- Subperiosteal implant – A less common form is the subperiosteal implant. These consist of a rod that is inserted into the gum tissue, but rests on top of the bone below rather than being inserted into it. Since no fusing is involved, the procedure involved in getting a subperiosteal implant is much shorter than that required for an endosteal implant. This type of implant is much less stable than an endosteal implant and is typically used as a means to hold dentures in place rather than to support a replacement tooth.
Dental Implant Material Choices
As you might expect, there is a wide variety of material choices when it comes to dental implants. Although the rod that is inserted into the jawbone is most often made from titanium, the connector that sits on top of the implant can vary (a choice that is normally made by your dentist or oral surgeon). Similarly, the exact size of the implant will be different depending on the patient’s needs — standard platform, wide platform and narrow body.
Dental Implant Methods
You and your dentist or oral surgeon will decide which type of implant is right for you based on considerations such as where the implant will be located inside your mouth, the density of your jawbone, etc.
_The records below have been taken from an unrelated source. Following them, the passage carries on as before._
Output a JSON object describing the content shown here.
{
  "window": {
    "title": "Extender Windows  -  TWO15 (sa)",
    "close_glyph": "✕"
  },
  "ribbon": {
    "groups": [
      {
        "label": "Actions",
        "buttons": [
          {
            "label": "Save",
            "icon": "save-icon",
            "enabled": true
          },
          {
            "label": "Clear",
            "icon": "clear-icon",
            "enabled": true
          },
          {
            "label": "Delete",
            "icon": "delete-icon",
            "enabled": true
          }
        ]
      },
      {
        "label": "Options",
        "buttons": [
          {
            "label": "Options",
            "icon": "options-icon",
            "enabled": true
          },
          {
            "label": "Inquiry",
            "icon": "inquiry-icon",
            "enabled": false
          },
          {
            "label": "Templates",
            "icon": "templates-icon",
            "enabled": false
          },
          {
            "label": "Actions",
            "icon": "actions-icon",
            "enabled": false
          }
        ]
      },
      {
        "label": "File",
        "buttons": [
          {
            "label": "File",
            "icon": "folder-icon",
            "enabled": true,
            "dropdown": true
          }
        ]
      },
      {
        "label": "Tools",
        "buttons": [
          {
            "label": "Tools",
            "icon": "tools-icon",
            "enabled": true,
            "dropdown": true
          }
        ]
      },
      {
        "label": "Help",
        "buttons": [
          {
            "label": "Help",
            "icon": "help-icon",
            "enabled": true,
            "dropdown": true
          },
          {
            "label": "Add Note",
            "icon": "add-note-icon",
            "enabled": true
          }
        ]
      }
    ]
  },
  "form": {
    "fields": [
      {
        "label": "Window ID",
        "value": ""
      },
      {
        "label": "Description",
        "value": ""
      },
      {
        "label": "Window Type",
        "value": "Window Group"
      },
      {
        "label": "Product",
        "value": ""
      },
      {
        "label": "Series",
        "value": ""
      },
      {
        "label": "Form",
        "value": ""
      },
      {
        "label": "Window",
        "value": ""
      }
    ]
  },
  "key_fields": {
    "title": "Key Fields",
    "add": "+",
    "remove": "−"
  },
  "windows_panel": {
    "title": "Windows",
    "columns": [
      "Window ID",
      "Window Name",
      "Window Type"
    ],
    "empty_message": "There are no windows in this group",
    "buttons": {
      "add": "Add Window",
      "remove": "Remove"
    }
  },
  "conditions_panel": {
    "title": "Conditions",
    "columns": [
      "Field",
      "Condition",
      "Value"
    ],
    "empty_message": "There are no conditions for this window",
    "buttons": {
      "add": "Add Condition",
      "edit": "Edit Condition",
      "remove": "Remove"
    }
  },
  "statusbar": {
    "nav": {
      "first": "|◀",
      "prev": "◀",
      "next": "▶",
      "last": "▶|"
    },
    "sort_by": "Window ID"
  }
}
What follows are different types of dental implant methods most commonly used:
- Single-tooth implants – The most straightforward method of implant surgery is the one designed to replace a single missing tooth. As described above, it involves inserting a metal rod into the jawbone, waiting for that rod to fuse to the bone tissue, then affixing a replacement tooth to the top of the implant.
- Multiple teeth implants – For patients who are missing several teeth in a row, having multiple implants to replace each of those individual teeth is often preferable to other tooth-replacement options, such as a bridge or a partial denture, for example.
- All-on-four implants – This method involves insertion of implants that will act as anchors for a dental prosthesis that will attach permanently to the implants and cannot be removed by the patient. Particularly helpful for people who have lost all their teeth, the process involves the dentist or oral surgeon implanting four (or sometimes more) titanium posts in the jawbone of the patient at strategic locations inside the mouth. Once fused to the bone tissue, these posts will act as anchors for a custom-made set of permanent, non-removable dentures. Essentially, it’s like getting a brand new set of natural teeth!
- Mini dental implants – Just as the name implies, mini implants are much smaller than conventional implants and include a ball-shaped tip on the end that protrudes out of the gum tissue. This type of implant is normally used as a way to secure loose-fitting upper or lower removable dentures or partials. Because these implants are so much smaller than the conventional type, the procedure involved is less invasive and less time-consuming.
- Immediate load implants – This method allows the patient to get a full set of replacement teeth in a single day! Sometimes referred to as “Teeth in a Day,” the process involved with immediate load implants involves inserting implants in strategic places throughout the mouth, then providing the patient with a temporary set of replacement teeth until the implants are fully healed and ready to support a permanent prosthetic device.
Your dentist or oral surgeon can provide more information on the different types of dental implants available and which is the right choice for you. Whether you need to replace one or more missing teeth, need an entirely new dental prosthesis, or simply want to secure your existing dentures, these different types of dental implants can help you dramatically improve your overall oral health. The process may be time-consuming, but the end result is a durable and permanent way to replace missing teeth!